Records from a collection
++++++++++++++++++++

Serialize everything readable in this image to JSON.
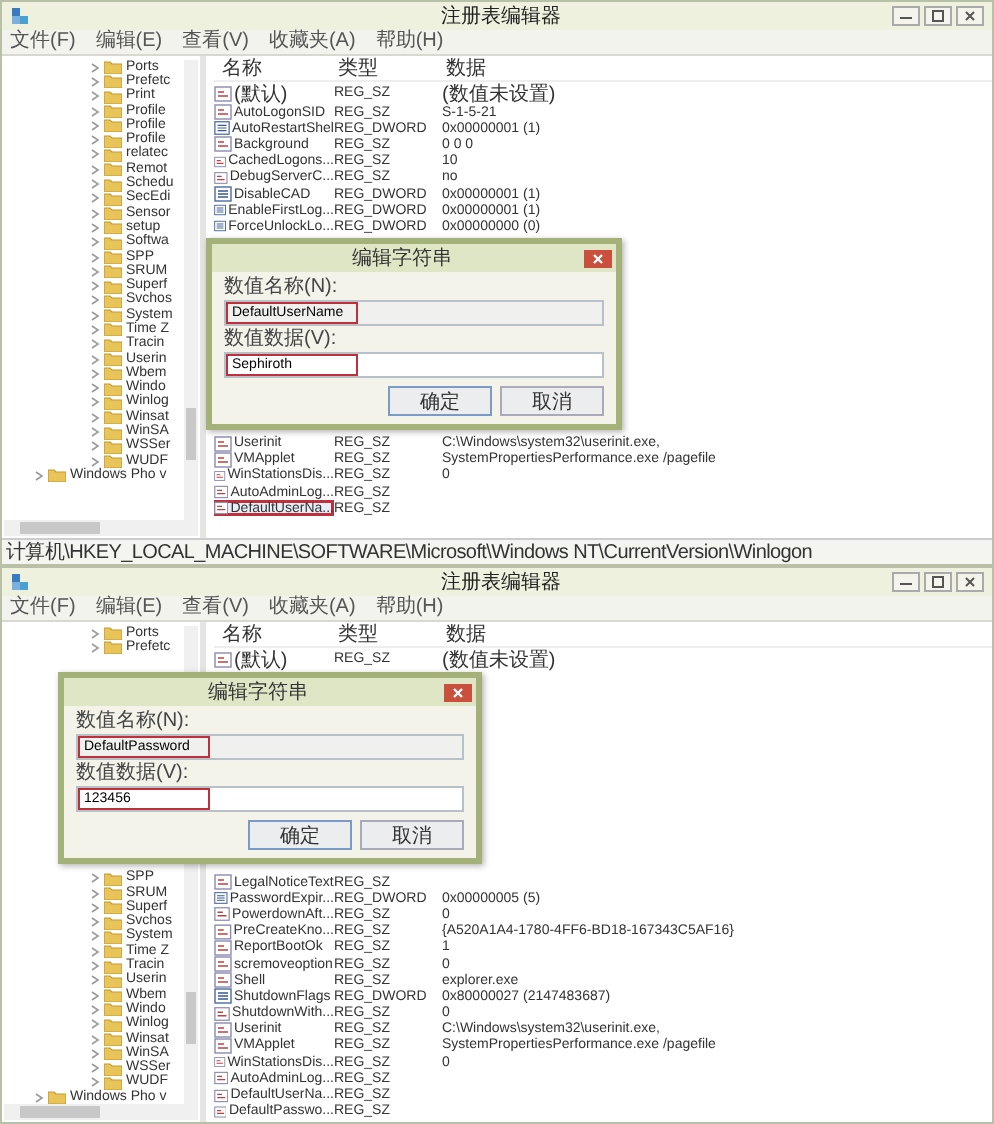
{
  "windows": [
    {
      "title": "注册表编辑器",
      "menu": [
        "文件(F)",
        "编辑(E)",
        "查看(V)",
        "收藏夹(A)",
        "帮助(H)"
      ],
      "tree": {
        "children": [
          "Ports",
          "Prefetc",
          "Print",
          "Profile",
          "Profile",
          "Profile",
          "relatec",
          "Remot",
          "Schedu",
          "SecEdi",
          "Sensor",
          "setup",
          "Softwa",
          "SPP",
          "SRUM",
          "Superf",
          "Svchos",
          "System",
          "Time Z",
          "Tracin",
          "Userin",
          "Wbem",
          "Windo",
          "Winlog",
          "Winsat",
          "WinSA",
          "WSSer",
          "WUDF"
        ],
        "siblings": [
          "Windows Pho v"
        ]
      },
      "columns": [
        "名称",
        "类型",
        "数据"
      ],
      "rows": [
        {
          "kind": "string",
          "name": "(默认)",
          "type": "REG_SZ",
          "data": "(数值未设置)",
          "highlighted": false
        },
        {
          "kind": "string",
          "name": "AutoLogonSID",
          "type": "REG_SZ",
          "data": "S-1-5-21",
          "highlighted": false
        },
        {
          "kind": "dword",
          "name": "AutoRestartShel",
          "type": "REG_DWORD",
          "data": "0x00000001 (1)",
          "highlighted": false
        },
        {
          "kind": "string",
          "name": "Background",
          "type": "REG_SZ",
          "data": "0 0 0",
          "highlighted": false
        },
        {
          "kind": "string",
          "name": "CachedLogons...",
          "type": "REG_SZ",
          "data": "10",
          "highlighted": false
        },
        {
          "kind": "string",
          "name": "DebugServerC...",
          "type": "REG_SZ",
          "data": "no",
          "highlighted": false
        },
        {
          "kind": "dword",
          "name": "DisableCAD",
          "type": "REG_DWORD",
          "data": "0x00000001 (1)",
          "highlighted": false
        },
        {
          "kind": "dword",
          "name": "EnableFirstLog...",
          "type": "REG_DWORD",
          "data": "0x00000001 (1)",
          "highlighted": false
        },
        {
          "kind": "dword",
          "name": "ForceUnlockLo...",
          "type": "REG_DWORD",
          "data": "0x00000000 (0)",
          "highlighted": false
        }
      ],
      "after_dialog_rows": [
        {
          "kind": "string",
          "name": "Userinit",
          "type": "REG_SZ",
          "data": "C:\\Windows\\system32\\userinit.exe,",
          "highlighted": false
        },
        {
          "kind": "string",
          "name": "VMApplet",
          "type": "REG_SZ",
          "data": "SystemPropertiesPerformance.exe /pagefile",
          "highlighted": false
        },
        {
          "kind": "string",
          "name": "WinStationsDis...",
          "type": "REG_SZ",
          "data": "0",
          "highlighted": false
        },
        {
          "kind": "string",
          "name": "AutoAdminLog...",
          "type": "REG_SZ",
          "data": "",
          "highlighted": false
        },
        {
          "kind": "string",
          "name": "DefaultUserNa...",
          "type": "REG_SZ",
          "data": "",
          "highlighted": true
        }
      ],
      "dialog": {
        "title": "编辑字符串",
        "name_label": "数值名称(N):",
        "name_value": "DefaultUserName",
        "name_highlighted": true,
        "data_label": "数值数据(V):",
        "data_value": "Sephiroth",
        "data_highlighted": true,
        "buttons": [
          "确定",
          "取消"
        ]
      },
      "status_bar": "计算机\\HKEY_LOCAL_MACHINE\\SOFTWARE\\Microsoft\\Windows NT\\CurrentVersion\\Winlogon"
    },
    {
      "title": "注册表编辑器",
      "menu": [
        "文件(F)",
        "编辑(E)",
        "查看(V)",
        "收藏夹(A)",
        "帮助(H)"
      ],
      "tree": {
        "children": [
          "Ports",
          "Prefetc"
        ],
        "after_dialog_children": [
          "SPP",
          "SRUM",
          "Superf",
          "Svchos",
          "System",
          "Time Z",
          "Tracin",
          "Userin",
          "Wbem",
          "Windo",
          "Winlog",
          "Winsat",
          "WinSA",
          "WSSer",
          "WUDF"
        ],
        "siblings": [
          "Windows Pho v"
        ]
      },
      "columns": [
        "名称",
        "类型",
        "数据"
      ],
      "rows": [
        {
          "kind": "string",
          "name": "(默认)",
          "type": "REG_SZ",
          "data": "(数值未设置)",
          "highlighted": false
        }
      ],
      "after_dialog_rows": [
        {
          "kind": "string",
          "name": "LegalNoticeText",
          "type": "REG_SZ",
          "data": "",
          "highlighted": false
        },
        {
          "kind": "dword",
          "name": "PasswordExpir...",
          "type": "REG_DWORD",
          "data": "0x00000005 (5)",
          "highlighted": false
        },
        {
          "kind": "string",
          "name": "PowerdownAft...",
          "type": "REG_SZ",
          "data": "0",
          "highlighted": false
        },
        {
          "kind": "string",
          "name": "PreCreateKno...",
          "type": "REG_SZ",
          "data": "{A520A1A4-1780-4FF6-BD18-167343C5AF16}",
          "highlighted": false
        },
        {
          "kind": "string",
          "name": "ReportBootOk",
          "type": "REG_SZ",
          "data": "1",
          "highlighted": false
        },
        {
          "kind": "string",
          "name": "scremoveoption",
          "type": "REG_SZ",
          "data": "0",
          "highlighted": false
        },
        {
          "kind": "string",
          "name": "Shell",
          "type": "REG_SZ",
          "data": "explorer.exe",
          "highlighted": false
        },
        {
          "kind": "dword",
          "name": "ShutdownFlags",
          "type": "REG_DWORD",
          "data": "0x80000027 (2147483687)",
          "highlighted": false
        },
        {
          "kind": "string",
          "name": "ShutdownWith...",
          "type": "REG_SZ",
          "data": "0",
          "highlighted": false
        },
        {
          "kind": "string",
          "name": "Userinit",
          "type": "REG_SZ",
          "data": "C:\\Windows\\system32\\userinit.exe,",
          "highlighted": false
        },
        {
          "kind": "string",
          "name": "VMApplet",
          "type": "REG_SZ",
          "data": "SystemPropertiesPerformance.exe /pagefile",
          "highlighted": false
        },
        {
          "kind": "string",
          "name": "WinStationsDis...",
          "type": "REG_SZ",
          "data": "0",
          "highlighted": false
        },
        {
          "kind": "string",
          "name": "AutoAdminLog...",
          "type": "REG_SZ",
          "data": "",
          "highlighted": false
        },
        {
          "kind": "string",
          "name": "DefaultUserNa...",
          "type": "REG_SZ",
          "data": "",
          "highlighted": false
        },
        {
          "kind": "string",
          "name": "DefaultPasswo...",
          "type": "REG_SZ",
          "data": "",
          "highlighted": false
        }
      ],
      "dialog": {
        "title": "编辑字符串",
        "name_label": "数值名称(N):",
        "name_value": "DefaultPassword",
        "name_highlighted": true,
        "data_label": "数值数据(V):",
        "data_value": "123456",
        "data_highlighted": true,
        "buttons": [
          "确定",
          "取消"
        ]
      }
    }
  ]
}
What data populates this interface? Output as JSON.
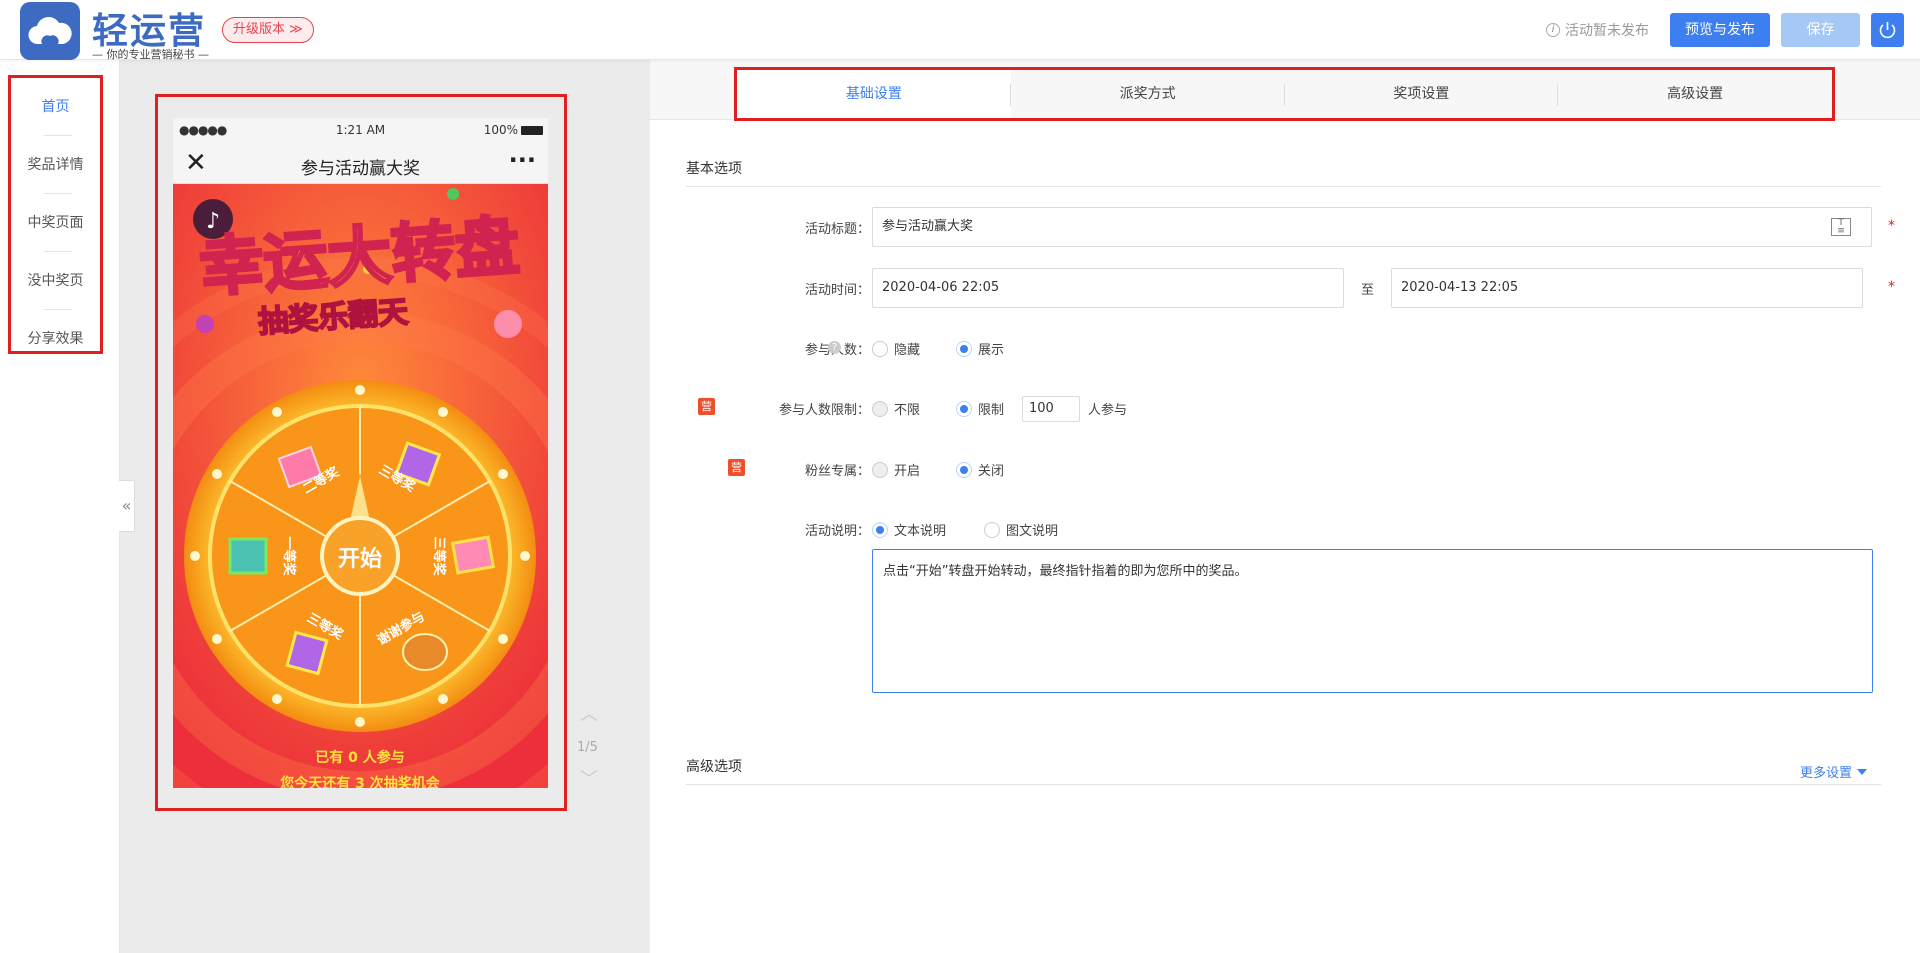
{
  "header": {
    "logo_title": "轻运营",
    "logo_subtitle": "— 你的专业营销秘书 —",
    "upgrade_label": "升级版本 ≫",
    "status_text": "活动暂未发布",
    "publish_label": "预览与发布",
    "save_label": "保存"
  },
  "sidebar": {
    "items": [
      {
        "label": "首页",
        "active": true
      },
      {
        "label": "奖品详情"
      },
      {
        "label": "中奖页面"
      },
      {
        "label": "没中奖页"
      },
      {
        "label": "分享效果"
      }
    ]
  },
  "preview": {
    "status_dots": "●●●●●",
    "status_time": "1:21 AM",
    "status_battery": "100%",
    "phone_title": "参与活动赢大奖",
    "close_glyph": "✕",
    "more_glyph": "···",
    "poster_headline": "幸运大转盘",
    "poster_subheadline": "抽奖乐翻天",
    "wheel_center": "开始",
    "prizes": [
      "二等奖",
      "三等奖",
      "三等奖",
      "谢谢参与",
      "三等奖",
      "一等奖"
    ],
    "participants_text": "已有 0 人参与",
    "chances_text": "您今天还有 3 次抽奖机会",
    "pager": "1/5"
  },
  "tabs": [
    {
      "label": "基础设置",
      "active": true
    },
    {
      "label": "派奖方式"
    },
    {
      "label": "奖项设置"
    },
    {
      "label": "高级设置"
    }
  ],
  "form": {
    "section_basic": "基本选项",
    "title_label": "活动标题：",
    "title_value": "参与活动赢大奖",
    "time_label": "活动时间：",
    "start_time": "2020-04-06 22:05",
    "time_sep": "至",
    "end_time": "2020-04-13 22:05",
    "participants_label": "参与人数：",
    "participants_opts": [
      "隐藏",
      "展示"
    ],
    "limit_badge": "营",
    "limit_label": "参与人数限制：",
    "limit_opts": [
      "不限",
      "限制"
    ],
    "limit_value": "100",
    "limit_suffix": "人参与",
    "fans_badge": "营",
    "fans_label": "粉丝专属：",
    "fans_opts": [
      "开启",
      "关闭"
    ],
    "desc_label": "活动说明：",
    "desc_opts": [
      "文本说明",
      "图文说明"
    ],
    "desc_text": "点击“开始”转盘开始转动，最终指针指着的即为您所中的奖品。",
    "section_advanced": "高级选项",
    "more_settings": "更多设置",
    "required_mark": "*"
  },
  "colors": {
    "accent": "#3d7ff0",
    "highlight_border": "#e02020",
    "poster_bg": "#f3462c",
    "wheel_orange": "#fb8a1c"
  }
}
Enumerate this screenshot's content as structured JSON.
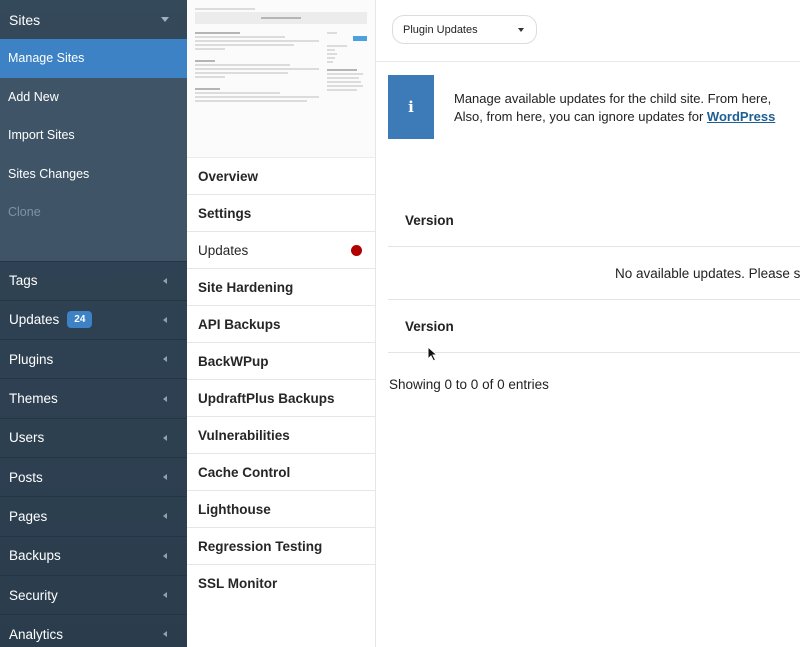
{
  "sidebar": {
    "top_label": "Sites",
    "sub_items": [
      {
        "label": "Manage Sites"
      },
      {
        "label": "Add New"
      },
      {
        "label": "Import Sites"
      },
      {
        "label": "Sites Changes"
      },
      {
        "label": "Clone"
      }
    ],
    "items": [
      {
        "label": "Tags"
      },
      {
        "label": "Updates",
        "badge": "24"
      },
      {
        "label": "Plugins"
      },
      {
        "label": "Themes"
      },
      {
        "label": "Users"
      },
      {
        "label": "Posts"
      },
      {
        "label": "Pages"
      },
      {
        "label": "Backups"
      },
      {
        "label": "Security"
      },
      {
        "label": "Analytics"
      }
    ]
  },
  "site_menu": {
    "items": [
      {
        "label": "Overview"
      },
      {
        "label": "Settings"
      },
      {
        "label": "Updates"
      },
      {
        "label": "Site Hardening"
      },
      {
        "label": "API Backups"
      },
      {
        "label": "BackWPup"
      },
      {
        "label": "UpdraftPlus Backups"
      },
      {
        "label": "Vulnerabilities"
      },
      {
        "label": "Cache Control"
      },
      {
        "label": "Lighthouse"
      },
      {
        "label": "Regression Testing"
      },
      {
        "label": "SSL Monitor"
      }
    ]
  },
  "main": {
    "dropdown_value": "Plugin Updates",
    "notice": {
      "line1": "Manage available updates for the child site. From here,",
      "line2_prefix": "Also, from here, you can ignore updates for ",
      "line2_link": "WordPress"
    },
    "table": {
      "header_top": "Version",
      "empty_message": "No available updates. Please s",
      "header_bottom": "Version"
    },
    "showing": "Showing 0 to 0 of 0 entries"
  },
  "colors": {
    "sidebar_bg": "#2f4253",
    "active_blue": "#3c82c4",
    "info_blue": "#3d7ab8",
    "link": "#1d5f93",
    "dot_red": "#b00000"
  }
}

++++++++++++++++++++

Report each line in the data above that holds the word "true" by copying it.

          "highlighted": true
        "name_highlighted": true,
        "data_highlighted": true,
        "name_highlighted": true,
        "data_highlighted": true,
        "active": true
      "active": true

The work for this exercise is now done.